No matter how much we try to show “humanity” and “feeling” and not try to judge people, there has to be a point where we must let people know that when they do something unacceptable, they deserve whatever punishment they receive for it, regardless of the reason why they did it. That is why we pay a particular set of people millions of naira a year to be law court judges and another kind of people a little less than millions of naira a year to be law enforcement agents. It is also the reasons why religious leaders who are regarded as men of great understanding in the knowledge of their Gods exist so that they can teach the followers what the respective deities like and what they don’t like. You can’t argue that a court judge can’t send you to prison for theft because he neglects his marital duties, or that a policeman can’t arrest you for murder because he also drinks alcohol, in the same vein you can’t argue that a pastor cannot condemn you for covetousness because he also commits adultery. Those people are merely acting on a community’s contract which became binding on you when you became a member of that community.
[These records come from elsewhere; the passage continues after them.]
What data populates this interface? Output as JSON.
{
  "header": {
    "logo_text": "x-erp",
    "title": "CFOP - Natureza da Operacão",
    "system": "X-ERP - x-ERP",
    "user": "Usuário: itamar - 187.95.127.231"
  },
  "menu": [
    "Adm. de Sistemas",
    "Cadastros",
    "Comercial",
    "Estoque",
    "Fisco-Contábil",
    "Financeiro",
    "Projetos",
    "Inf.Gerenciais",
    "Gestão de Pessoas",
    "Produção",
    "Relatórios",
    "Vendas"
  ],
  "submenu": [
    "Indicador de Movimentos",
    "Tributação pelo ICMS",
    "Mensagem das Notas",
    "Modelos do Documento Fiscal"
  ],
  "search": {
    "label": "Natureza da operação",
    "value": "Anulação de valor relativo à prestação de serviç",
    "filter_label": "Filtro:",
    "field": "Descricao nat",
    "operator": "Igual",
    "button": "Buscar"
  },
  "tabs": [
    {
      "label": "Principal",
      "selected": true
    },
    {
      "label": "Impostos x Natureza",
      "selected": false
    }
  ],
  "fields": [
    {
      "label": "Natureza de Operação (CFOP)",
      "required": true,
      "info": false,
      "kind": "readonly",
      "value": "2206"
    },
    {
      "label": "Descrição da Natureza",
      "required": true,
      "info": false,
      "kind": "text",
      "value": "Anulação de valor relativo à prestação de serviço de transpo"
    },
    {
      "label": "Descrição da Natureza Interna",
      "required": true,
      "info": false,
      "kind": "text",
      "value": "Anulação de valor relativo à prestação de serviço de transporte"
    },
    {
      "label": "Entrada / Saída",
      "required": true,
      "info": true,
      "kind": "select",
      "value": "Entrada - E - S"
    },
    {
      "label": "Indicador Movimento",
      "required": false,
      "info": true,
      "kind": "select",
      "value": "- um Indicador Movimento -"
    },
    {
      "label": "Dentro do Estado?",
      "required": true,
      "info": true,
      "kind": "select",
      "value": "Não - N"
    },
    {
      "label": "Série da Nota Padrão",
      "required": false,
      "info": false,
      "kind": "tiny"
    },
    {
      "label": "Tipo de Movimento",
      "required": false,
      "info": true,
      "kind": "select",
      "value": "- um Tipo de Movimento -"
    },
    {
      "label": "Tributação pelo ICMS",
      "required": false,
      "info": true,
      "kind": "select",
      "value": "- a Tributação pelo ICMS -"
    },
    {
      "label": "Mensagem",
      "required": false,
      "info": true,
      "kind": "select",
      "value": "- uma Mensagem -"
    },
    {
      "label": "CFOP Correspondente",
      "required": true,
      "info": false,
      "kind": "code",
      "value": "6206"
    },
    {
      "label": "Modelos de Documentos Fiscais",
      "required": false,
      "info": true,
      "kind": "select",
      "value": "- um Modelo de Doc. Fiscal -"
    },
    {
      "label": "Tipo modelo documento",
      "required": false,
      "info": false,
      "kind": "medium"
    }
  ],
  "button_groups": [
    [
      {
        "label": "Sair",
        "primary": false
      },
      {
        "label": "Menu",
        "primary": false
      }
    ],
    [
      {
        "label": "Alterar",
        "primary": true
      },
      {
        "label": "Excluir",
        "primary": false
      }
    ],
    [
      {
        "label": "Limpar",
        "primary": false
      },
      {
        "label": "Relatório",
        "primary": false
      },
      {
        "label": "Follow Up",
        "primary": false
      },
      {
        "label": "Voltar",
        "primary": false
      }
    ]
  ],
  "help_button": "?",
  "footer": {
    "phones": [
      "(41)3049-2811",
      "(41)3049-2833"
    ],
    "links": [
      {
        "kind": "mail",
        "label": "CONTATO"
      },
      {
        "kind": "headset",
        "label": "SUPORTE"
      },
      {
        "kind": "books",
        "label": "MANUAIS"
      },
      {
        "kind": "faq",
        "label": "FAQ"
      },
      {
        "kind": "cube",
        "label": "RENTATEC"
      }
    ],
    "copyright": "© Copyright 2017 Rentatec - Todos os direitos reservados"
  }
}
That is why God continued to send messages to the people of Israel through Moses despite the fact that Moses had anger management problems throughout his life and why David still continued to remain king of Israel despite committing just about every sin in the book.
The thesis of my argument today is this; accusing someone, who is merely quoting a statement in the holy book that guides his life, of condescension, is a sign that you are a hypocrite. When Jesus Christ made the “don’t judge, that you may not be judged” statement in Matthew 7:1 I am sure he did not mean it in the “don’t condemn people even when they are clearly doing something wrong” context or else there would be no reason for salvation and evangelism. It is an insight into why Nigeria’s justice system seems to not be working. We, Nigerians, want our justice to be a respecter of not just persons, but also of the state of finances of such persons. For example the notion that poor people should somehow be above censure because they are poor. You may say that I am talking this way because I am a risk averse slacker who has never been in a desperate situation all his life, but if we have to hush up a clear case of greed and avarice with, “you have no right to talk about it because you are not perfect yourself,” then we really needto take a long hard look at ourselves.